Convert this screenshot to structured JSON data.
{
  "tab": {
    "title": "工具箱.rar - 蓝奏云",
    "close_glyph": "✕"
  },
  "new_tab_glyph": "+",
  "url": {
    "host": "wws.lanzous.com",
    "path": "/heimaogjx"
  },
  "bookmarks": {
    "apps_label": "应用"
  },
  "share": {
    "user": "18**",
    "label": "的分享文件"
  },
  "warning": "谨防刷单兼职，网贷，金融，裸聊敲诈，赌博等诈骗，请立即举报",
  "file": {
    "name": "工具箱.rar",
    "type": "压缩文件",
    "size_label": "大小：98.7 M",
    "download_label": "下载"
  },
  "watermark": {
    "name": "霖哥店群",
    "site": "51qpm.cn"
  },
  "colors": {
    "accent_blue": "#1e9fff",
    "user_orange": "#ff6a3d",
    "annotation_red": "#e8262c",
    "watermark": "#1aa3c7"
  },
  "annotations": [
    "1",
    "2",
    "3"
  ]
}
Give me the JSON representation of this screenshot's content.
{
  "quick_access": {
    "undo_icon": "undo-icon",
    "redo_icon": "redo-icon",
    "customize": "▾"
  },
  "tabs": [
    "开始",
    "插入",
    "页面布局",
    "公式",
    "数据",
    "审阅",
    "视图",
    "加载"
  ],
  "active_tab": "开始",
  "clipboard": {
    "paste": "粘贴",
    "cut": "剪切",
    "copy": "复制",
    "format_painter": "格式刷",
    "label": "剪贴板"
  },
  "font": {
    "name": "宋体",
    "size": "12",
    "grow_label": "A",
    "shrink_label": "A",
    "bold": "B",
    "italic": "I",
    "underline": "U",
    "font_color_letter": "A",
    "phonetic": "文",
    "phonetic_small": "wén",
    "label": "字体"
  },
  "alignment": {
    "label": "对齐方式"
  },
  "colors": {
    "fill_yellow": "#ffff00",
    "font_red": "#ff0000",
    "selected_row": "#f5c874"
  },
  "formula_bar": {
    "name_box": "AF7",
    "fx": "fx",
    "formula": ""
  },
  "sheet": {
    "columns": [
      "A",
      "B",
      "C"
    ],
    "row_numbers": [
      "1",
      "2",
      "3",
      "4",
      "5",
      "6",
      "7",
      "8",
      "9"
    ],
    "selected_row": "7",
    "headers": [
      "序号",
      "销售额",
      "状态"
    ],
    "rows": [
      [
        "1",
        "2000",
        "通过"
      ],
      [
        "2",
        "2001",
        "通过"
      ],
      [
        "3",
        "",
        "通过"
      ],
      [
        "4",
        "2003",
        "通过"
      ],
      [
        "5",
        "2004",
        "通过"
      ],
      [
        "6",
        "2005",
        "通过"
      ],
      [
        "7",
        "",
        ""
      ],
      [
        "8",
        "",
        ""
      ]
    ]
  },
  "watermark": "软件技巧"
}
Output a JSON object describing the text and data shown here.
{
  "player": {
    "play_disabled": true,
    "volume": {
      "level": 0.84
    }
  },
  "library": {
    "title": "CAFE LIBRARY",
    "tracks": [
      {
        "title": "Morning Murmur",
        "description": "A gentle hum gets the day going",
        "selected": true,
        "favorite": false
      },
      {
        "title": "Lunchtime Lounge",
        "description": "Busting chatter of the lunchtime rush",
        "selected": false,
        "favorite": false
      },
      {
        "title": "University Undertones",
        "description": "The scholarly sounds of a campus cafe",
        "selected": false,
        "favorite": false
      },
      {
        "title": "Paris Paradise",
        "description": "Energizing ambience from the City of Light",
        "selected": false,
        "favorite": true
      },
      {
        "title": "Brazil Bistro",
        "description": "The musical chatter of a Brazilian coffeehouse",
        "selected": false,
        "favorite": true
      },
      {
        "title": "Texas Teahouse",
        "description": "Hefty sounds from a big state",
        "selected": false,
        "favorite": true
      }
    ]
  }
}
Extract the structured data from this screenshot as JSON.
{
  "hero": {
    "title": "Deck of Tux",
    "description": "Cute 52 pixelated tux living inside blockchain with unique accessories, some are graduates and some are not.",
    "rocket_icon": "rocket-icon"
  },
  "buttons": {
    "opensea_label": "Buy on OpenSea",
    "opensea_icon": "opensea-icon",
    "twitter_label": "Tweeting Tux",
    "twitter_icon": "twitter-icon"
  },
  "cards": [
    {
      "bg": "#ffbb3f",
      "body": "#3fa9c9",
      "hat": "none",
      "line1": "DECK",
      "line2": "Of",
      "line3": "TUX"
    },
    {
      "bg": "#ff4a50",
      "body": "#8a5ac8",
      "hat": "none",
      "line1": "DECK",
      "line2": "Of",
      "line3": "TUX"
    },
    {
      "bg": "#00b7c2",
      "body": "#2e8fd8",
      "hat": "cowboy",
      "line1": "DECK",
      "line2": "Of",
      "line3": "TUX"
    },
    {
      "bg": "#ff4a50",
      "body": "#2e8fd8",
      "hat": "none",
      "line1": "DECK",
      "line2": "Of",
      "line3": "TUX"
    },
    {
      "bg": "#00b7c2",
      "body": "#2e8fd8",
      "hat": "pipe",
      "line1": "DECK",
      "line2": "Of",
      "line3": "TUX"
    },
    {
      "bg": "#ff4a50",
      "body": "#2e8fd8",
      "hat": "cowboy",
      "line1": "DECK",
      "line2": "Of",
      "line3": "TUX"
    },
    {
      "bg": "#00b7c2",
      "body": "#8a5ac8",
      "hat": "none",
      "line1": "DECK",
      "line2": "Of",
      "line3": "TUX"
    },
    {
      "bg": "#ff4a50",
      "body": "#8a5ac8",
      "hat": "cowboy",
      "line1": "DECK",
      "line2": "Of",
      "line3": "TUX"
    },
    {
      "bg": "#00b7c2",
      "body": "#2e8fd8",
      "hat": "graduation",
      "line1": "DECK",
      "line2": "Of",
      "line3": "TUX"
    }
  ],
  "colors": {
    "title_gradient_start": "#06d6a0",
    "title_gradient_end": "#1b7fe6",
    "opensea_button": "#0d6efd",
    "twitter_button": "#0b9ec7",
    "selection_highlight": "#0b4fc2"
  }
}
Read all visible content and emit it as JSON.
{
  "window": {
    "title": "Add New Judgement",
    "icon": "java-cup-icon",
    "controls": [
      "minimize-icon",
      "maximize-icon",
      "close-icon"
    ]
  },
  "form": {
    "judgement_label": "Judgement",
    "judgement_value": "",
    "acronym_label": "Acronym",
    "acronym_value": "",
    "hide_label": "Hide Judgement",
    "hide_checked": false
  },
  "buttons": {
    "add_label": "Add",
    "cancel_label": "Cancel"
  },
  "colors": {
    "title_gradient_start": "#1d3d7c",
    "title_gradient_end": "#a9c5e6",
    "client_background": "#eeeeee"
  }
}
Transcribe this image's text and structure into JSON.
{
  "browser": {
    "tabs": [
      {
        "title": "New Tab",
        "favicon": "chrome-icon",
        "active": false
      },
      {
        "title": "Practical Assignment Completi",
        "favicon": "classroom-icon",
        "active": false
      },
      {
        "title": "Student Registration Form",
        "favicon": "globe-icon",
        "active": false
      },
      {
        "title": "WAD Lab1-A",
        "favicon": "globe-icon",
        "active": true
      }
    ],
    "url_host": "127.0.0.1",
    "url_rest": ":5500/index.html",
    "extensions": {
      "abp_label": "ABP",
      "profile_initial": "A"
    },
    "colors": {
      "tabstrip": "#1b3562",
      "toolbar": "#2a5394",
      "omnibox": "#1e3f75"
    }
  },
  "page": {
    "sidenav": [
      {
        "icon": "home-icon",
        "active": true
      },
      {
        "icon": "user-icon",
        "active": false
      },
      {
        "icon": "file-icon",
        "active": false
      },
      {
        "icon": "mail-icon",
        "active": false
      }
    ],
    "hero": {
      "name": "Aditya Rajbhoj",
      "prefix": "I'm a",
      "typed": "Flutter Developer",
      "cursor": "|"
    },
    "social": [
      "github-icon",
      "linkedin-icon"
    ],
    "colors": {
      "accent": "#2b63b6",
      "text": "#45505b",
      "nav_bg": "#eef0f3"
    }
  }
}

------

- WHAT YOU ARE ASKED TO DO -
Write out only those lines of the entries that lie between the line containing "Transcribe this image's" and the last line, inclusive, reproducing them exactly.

- RESPONSE -
Transcribe this image's text and structure into JSON.
{
  "browser": {
    "tabs": [
      {
        "title": "New Tab",
        "favicon": "chrome-icon",
        "active": false
      },
      {
        "title": "Practical Assignment Completi",
        "favicon": "classroom-icon",
        "active": false
      },
      {
        "title": "Student Registration Form",
        "favicon": "globe-icon",
        "active": false
      },
      {
        "title": "WAD Lab1-A",
        "favicon": "globe-icon",
        "active": true
      }
    ],
    "url_host": "127.0.0.1",
    "url_rest": ":5500/index.html",
    "extensions": {
      "abp_label": "ABP",
      "profile_initial": "A"
    },
    "colors": {
      "tabstrip": "#1b3562",
      "toolbar": "#2a5394",
      "omnibox": "#1e3f75"
    }
  },
  "page": {
    "sidenav": [
      {
        "icon": "home-icon",
        "active": true
      },
      {
        "icon": "user-icon",
        "active": false
      },
      {
        "icon": "file-icon",
        "active": false
      },
      {
        "icon": "mail-icon",
        "active": false
      }
    ],
    "hero": {
      "name": "Aditya Rajbhoj",
      "prefix": "I'm a",
      "typed": "Flutter Developer",
      "cursor": "|"
    },
    "social": [
      "github-icon",
      "linkedin-icon"
    ],
    "colors": {
      "accent": "#2b63b6",
      "text": "#45505b",
      "nav_bg": "#eef0f3"
    }
  }
}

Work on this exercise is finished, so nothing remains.